One day, a little girl asked her mother, “How did the human race appear?” Her mother answered, “God made Adam and Eve. They had children. From them, all of humanity was made.” Two days later, the girl asked her father the same question, to which her father replied, “Many years ago, the human race evolved from apes.” Confused, the little girl returned to her mother and said, “Mom, why did you tell me that people were created by God, and Dad said they descended from apes?” Her mother smiled before responding, “Well, dear, it is very simple. I told you about my side of the family, and your father told you about his.”

“I don’t care who ya are: That’s funny right there!” Oh man, I was just unfriended by an in-law! Okay, before I lose any more family or friends, here is my disclaimer: “In no way is the author contending that her spouse’s family is non-human. So please, no hate mail or divorce decries.”

Although, I have to admit, at times my children do swing from the rafters like orangutans, so…. Oh crap, another relative just unfriended me. Guess I better wrap this up before I am blackballed from family reunions…


Originally published 23 April 2014, Genealogical Guffaw

Half-Past Life

I am standing at the top of the hill, ready to start my descent. Before I begin the second half of my life, however, I would like to take the time to tell the story of my life so far.

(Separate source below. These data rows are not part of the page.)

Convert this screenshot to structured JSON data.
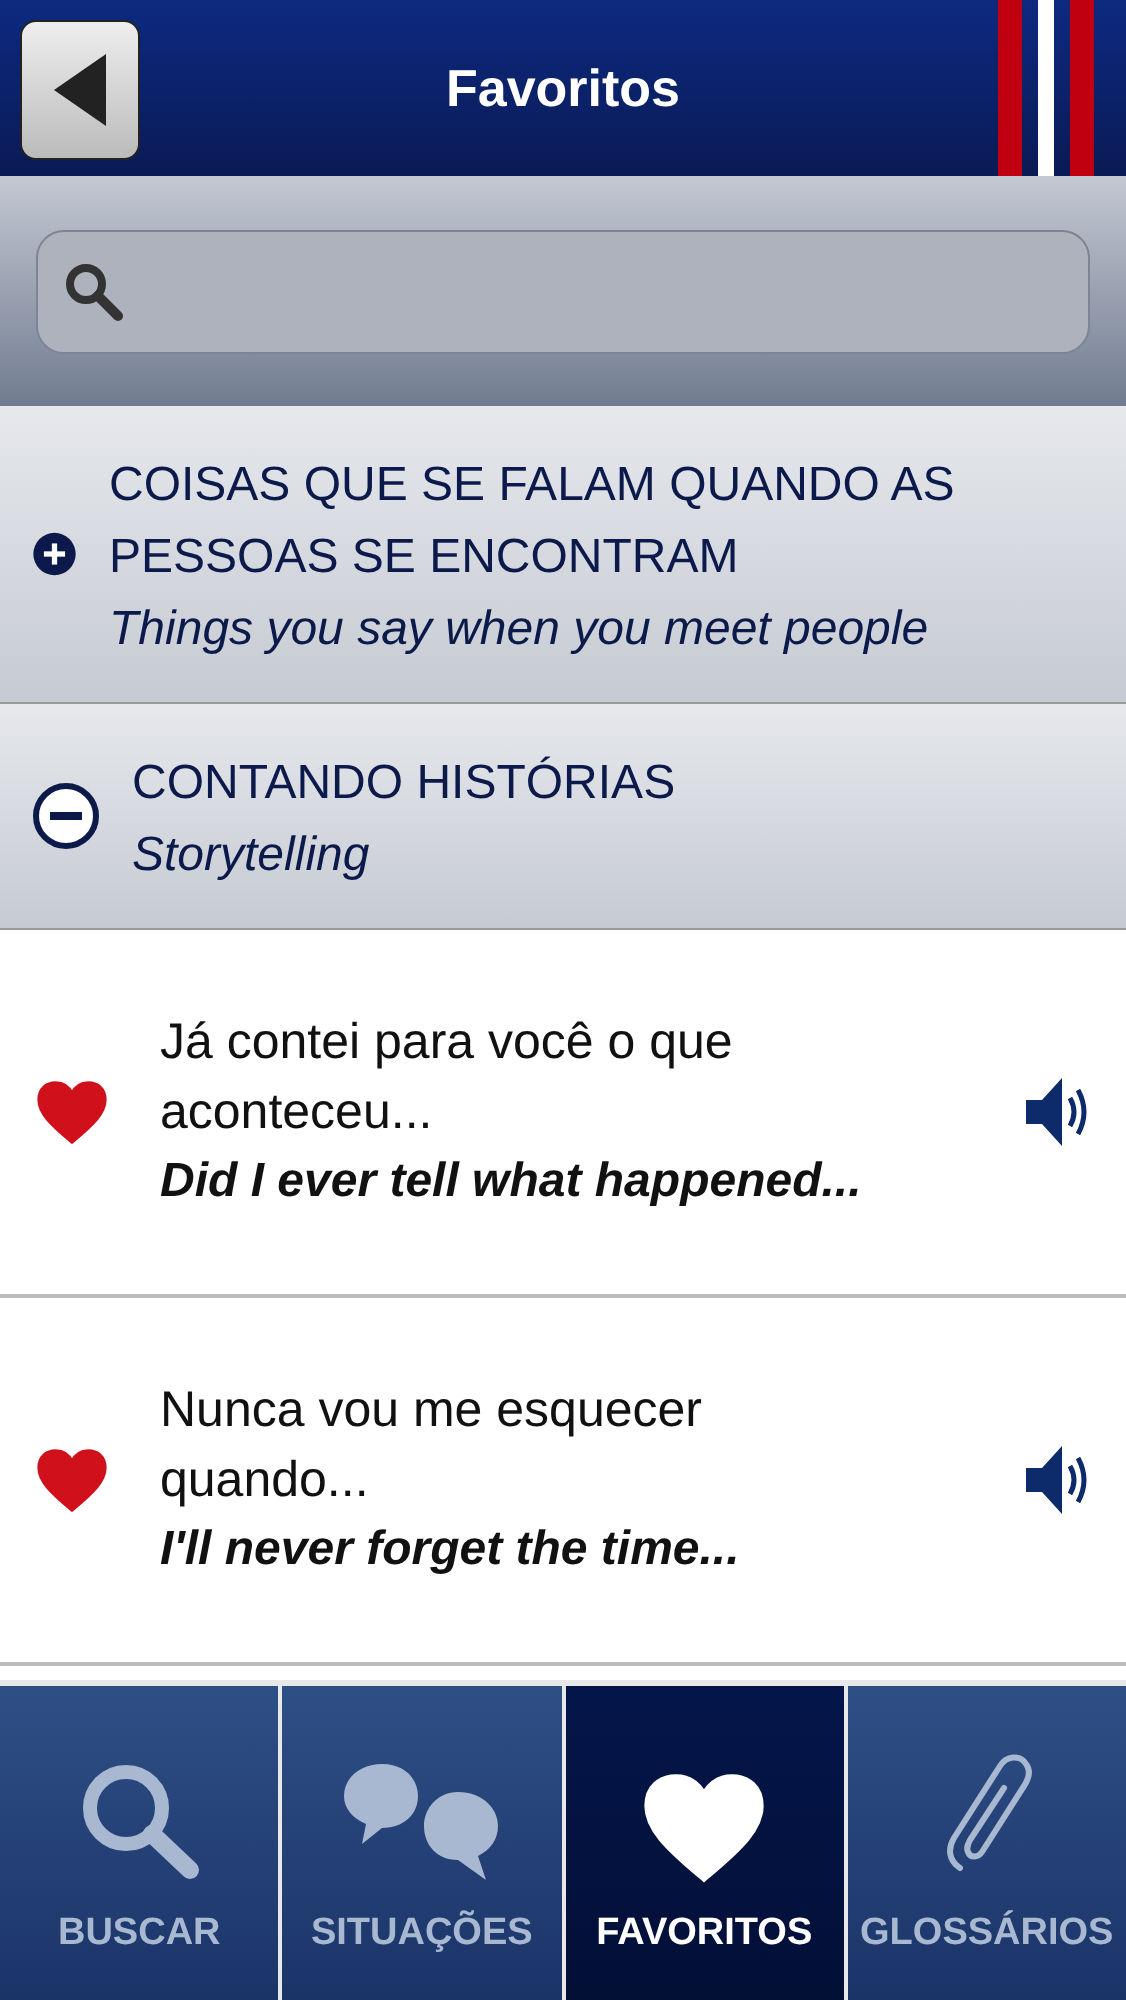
{
  "header": {
    "title": "Favoritos"
  },
  "categories": [
    {
      "title": "COISAS QUE SE FALAM QUANDO AS PESSOAS SE ENCONTRAM",
      "subtitle": "Things you say when you meet people",
      "expanded": false
    },
    {
      "title": "CONTANDO HISTÓRIAS",
      "subtitle": "Storytelling",
      "expanded": true
    }
  ],
  "phrases": [
    {
      "text": "Já contei para você o que aconteceu...",
      "translation": "Did I ever tell what happened...",
      "favorite": true
    },
    {
      "text": "Nunca vou me esquecer quando...",
      "translation": "I'll never forget the time...",
      "favorite": true
    }
  ],
  "tabs": [
    {
      "kind": "search",
      "label": "BUSCAR",
      "selected": false
    },
    {
      "kind": "chat",
      "label": "SITUAÇÕES",
      "selected": false
    },
    {
      "kind": "heart",
      "label": "FAVORITOS",
      "selected": true
    },
    {
      "kind": "clip",
      "label": "GLOSSÁRIOS",
      "selected": false
    }
  ]
}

I was born in the hippy generation to two non-hippies. At the time of my birth, my father was 17 years old, and my mother had just turned 18 a couple of weeks before.

Continue reading “Half-Past Life”